Task to complete »
The lines to copy are those in the records below that hold the word "under".
┏━━
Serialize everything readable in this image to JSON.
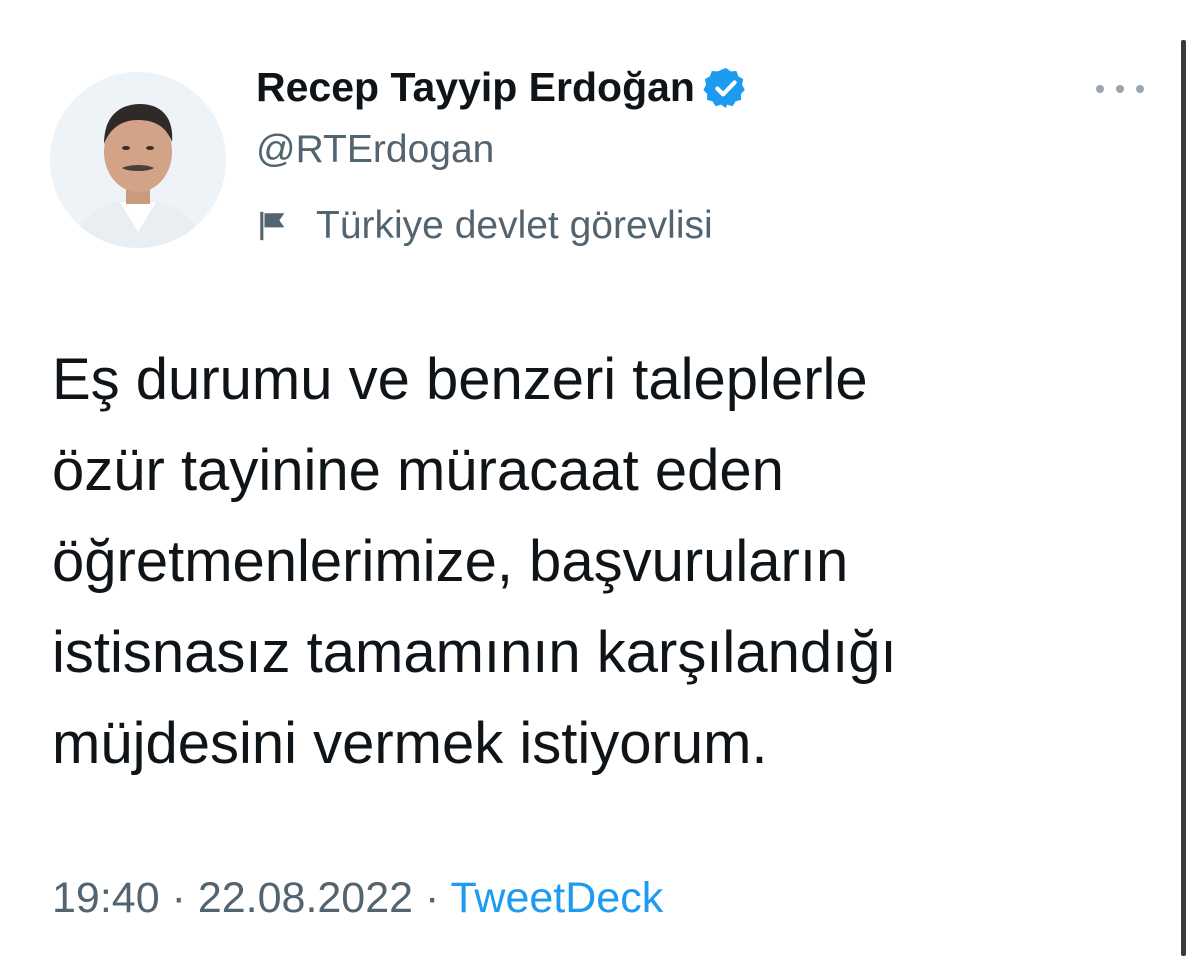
{
  "author": {
    "display_name": "Recep Tayyip Erdoğan",
    "handle": "@RTErdogan",
    "account_label": "Türkiye devlet görevlisi",
    "verified_color": "#1d9bf0",
    "avatar_icon": "profile-photo",
    "verified_icon": "verified-badge-icon",
    "label_icon": "flag-icon"
  },
  "tweet": {
    "text": "Eş durumu ve benzeri taleplerle\nözür tayinine müracaat eden\nöğretmenlerimize, başvuruların\nistisnasız tamamının karşılandığı\nmüjdesini vermek istiyorum.",
    "time": "19:40",
    "separator": "·",
    "date": "22.08.2022",
    "source": "TweetDeck"
  },
  "actions": {
    "more_icon": "more-options-icon"
  },
  "colors": {
    "text_primary": "#0f1419",
    "text_secondary": "#536471",
    "link": "#1d9bf0"
  }
}
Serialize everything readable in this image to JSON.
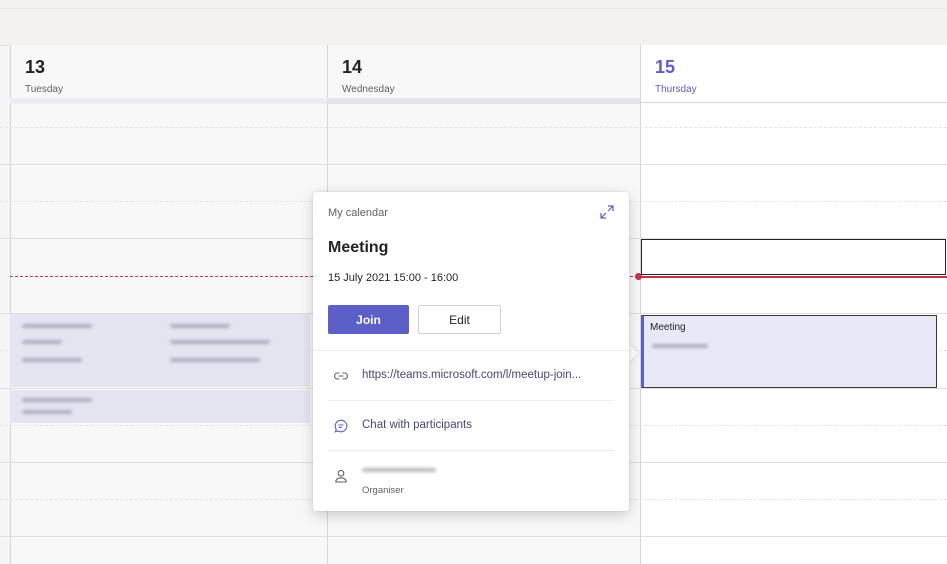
{
  "days": [
    {
      "number": "13",
      "name": "Tuesday"
    },
    {
      "number": "14",
      "name": "Wednesday"
    },
    {
      "number": "15",
      "name": "Thursday"
    }
  ],
  "event": {
    "title": "Meeting"
  },
  "popup": {
    "calendar_name": "My calendar",
    "title": "Meeting",
    "datetime": "15 July 2021 15:00 - 16:00",
    "join_label": "Join",
    "edit_label": "Edit",
    "link": "https://teams.microsoft.com/l/meetup-join...",
    "chat_label": "Chat with participants",
    "organiser_label": "Organiser"
  },
  "icons": {
    "expand": "expand-icon",
    "link": "link-icon",
    "chat": "chat-icon",
    "person": "person-icon"
  },
  "colors": {
    "accent": "#5b5fc7",
    "now_line": "#c4314b",
    "event_bg": "#e8e8f7"
  }
}
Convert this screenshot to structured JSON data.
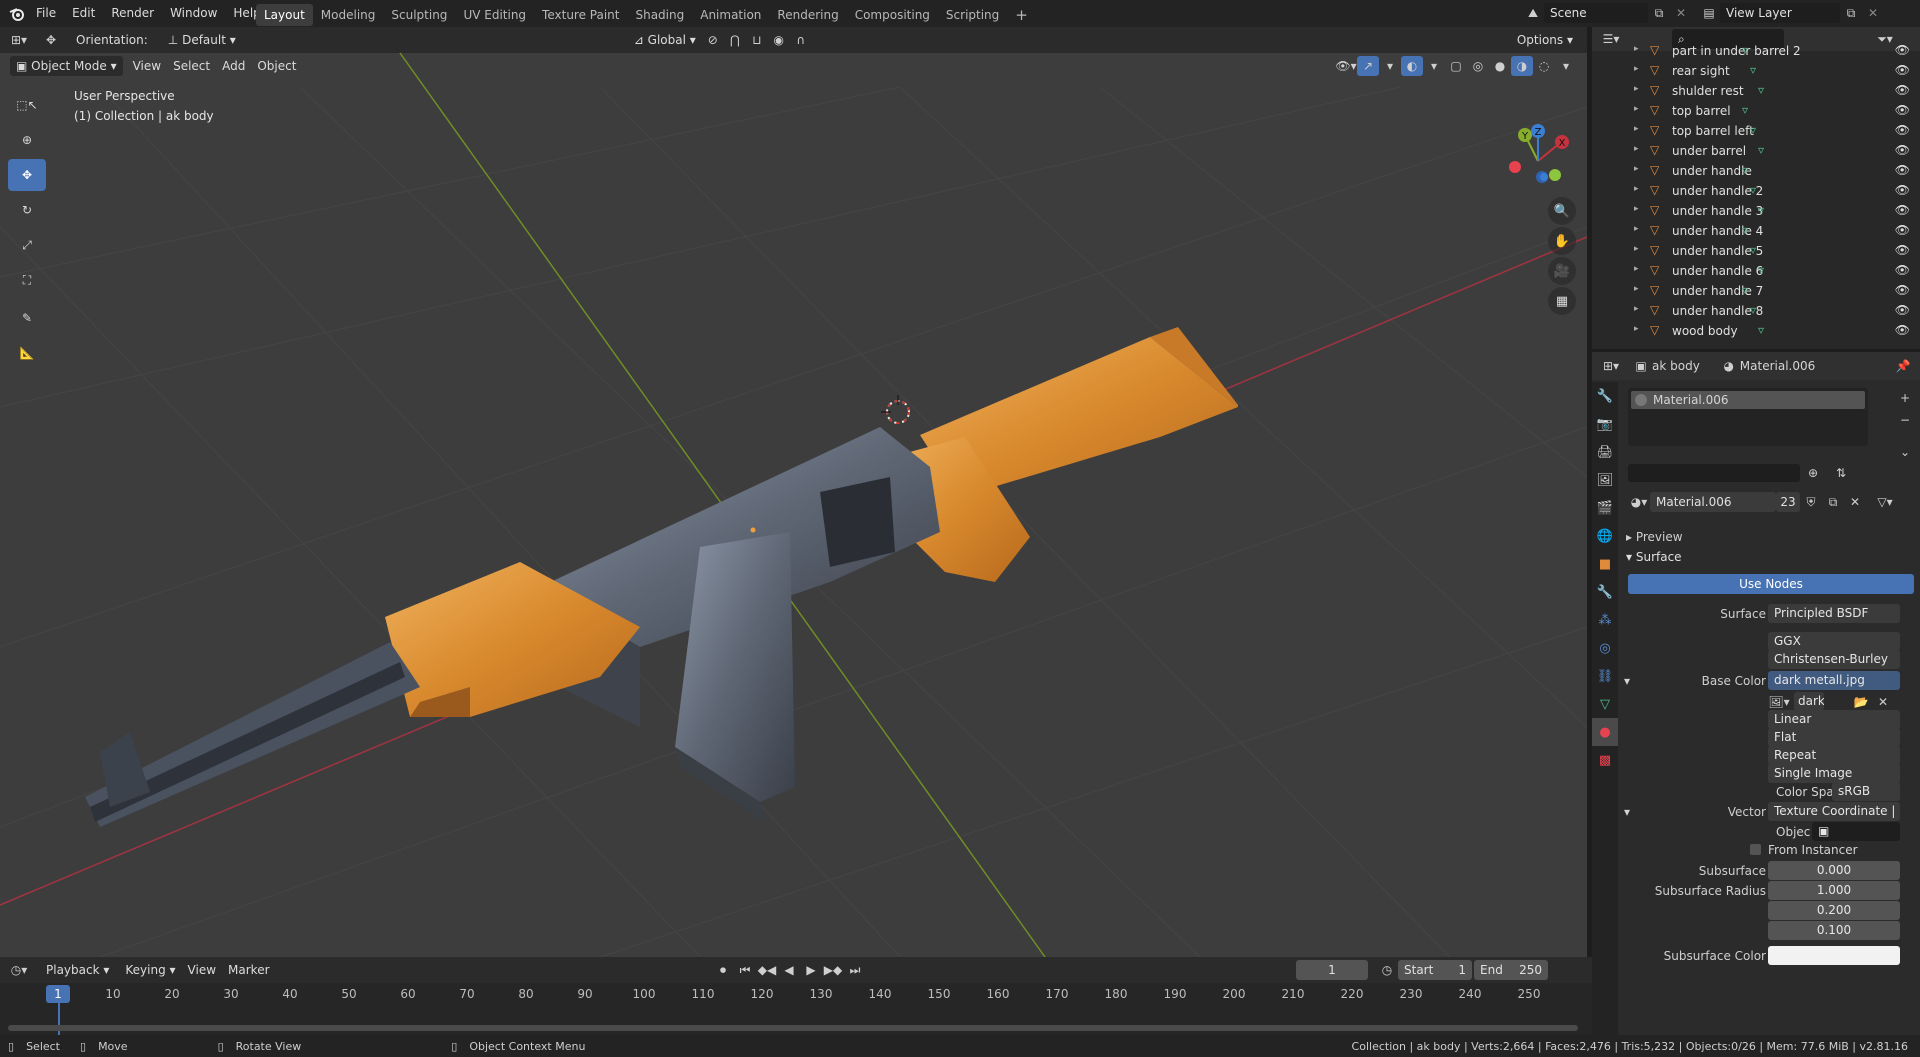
{
  "topbar": {
    "menus": [
      "File",
      "Edit",
      "Render",
      "Window",
      "Help"
    ],
    "workspaces": [
      "Layout",
      "Modeling",
      "Sculpting",
      "UV Editing",
      "Texture Paint",
      "Shading",
      "Animation",
      "Rendering",
      "Compositing",
      "Scripting"
    ],
    "active_workspace": "Layout",
    "scene": "Scene",
    "view_layer": "View Layer"
  },
  "tool_header": {
    "orientation_label": "Orientation:",
    "orientation_value": "Default",
    "transform_orientation": "Global",
    "options": "Options"
  },
  "viewport_header": {
    "mode": "Object Mode",
    "menus": [
      "View",
      "Select",
      "Add",
      "Object"
    ]
  },
  "viewport": {
    "perspective": "User Perspective",
    "collection_info": "(1) Collection | ak body",
    "gizmo_axes": [
      "X",
      "Y",
      "Z"
    ]
  },
  "outliner": {
    "search_placeholder": "",
    "items": [
      "part in under barrel 2",
      "rear sight",
      "shulder rest",
      "top barrel",
      "top barrel left",
      "under barrel",
      "under handle",
      "under handle 2",
      "under handle 3",
      "under handle 4",
      "under handle 5",
      "under handle 6",
      "under handle 7",
      "under handle 8",
      "wood body"
    ]
  },
  "properties": {
    "breadcrumb_object": "ak body",
    "breadcrumb_material": "Material.006",
    "slot_name": "Material.006",
    "material_name": "Material.006",
    "material_users": "23",
    "panels": {
      "preview": "Preview",
      "surface": "Surface"
    },
    "use_nodes": "Use Nodes",
    "rows": {
      "surface_label": "Surface",
      "surface_value": "Principled BSDF",
      "distribution": "GGX",
      "subsurface_method": "Christensen-Burley",
      "base_color_label": "Base Color",
      "base_color_value": "dark metall.jpg",
      "image_name": "dark",
      "interpolation": "Linear",
      "projection": "Flat",
      "extension": "Repeat",
      "source": "Single Image",
      "color_space_label": "Color Spac",
      "color_space_value": "sRGB",
      "vector_label": "Vector",
      "vector_value": "Texture Coordinate | ...",
      "object_label": "Objec",
      "from_instancer": "From Instancer",
      "subsurface_label": "Subsurface",
      "subsurface_value": "0.000",
      "subsurface_radius_label": "Subsurface Radius",
      "subsurface_radius": [
        "1.000",
        "0.200",
        "0.100"
      ],
      "subsurface_color_label": "Subsurface Color"
    }
  },
  "timeline": {
    "menus": [
      "Playback",
      "Keying",
      "View",
      "Marker"
    ],
    "current_frame": "1",
    "start_label": "Start",
    "start_value": "1",
    "end_label": "End",
    "end_value": "250",
    "ticks": [
      "10",
      "20",
      "30",
      "40",
      "50",
      "60",
      "70",
      "80",
      "90",
      "100",
      "110",
      "120",
      "130",
      "140",
      "150",
      "160",
      "170",
      "180",
      "190",
      "200",
      "210",
      "220",
      "230",
      "240",
      "250"
    ],
    "playhead_label": "1"
  },
  "statusbar": {
    "select": "Select",
    "move": "Move",
    "rotate_view": "Rotate View",
    "context_menu": "Object Context Menu",
    "stats": "Collection | ak body | Verts:2,664 | Faces:2,476 | Tris:5,232 | Objects:0/26 | Mem: 77.6 MiB | v2.81.16"
  },
  "colors": {
    "accent": "#4772b3",
    "x_axis": "#c6323e",
    "y_axis": "#86ad2b",
    "z_axis": "#3b7fd4",
    "object_orange": "#e08a3c",
    "mesh_green": "#4fc08d"
  }
}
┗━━
Final answer »
      "part in under barrel 2",
      "under barrel",
      "under handle",
      "under handle 2",
      "under handle 3",
      "under handle 4",
      "under handle 5",
      "under handle 6",
      "under handle 7",
      "under handle 8",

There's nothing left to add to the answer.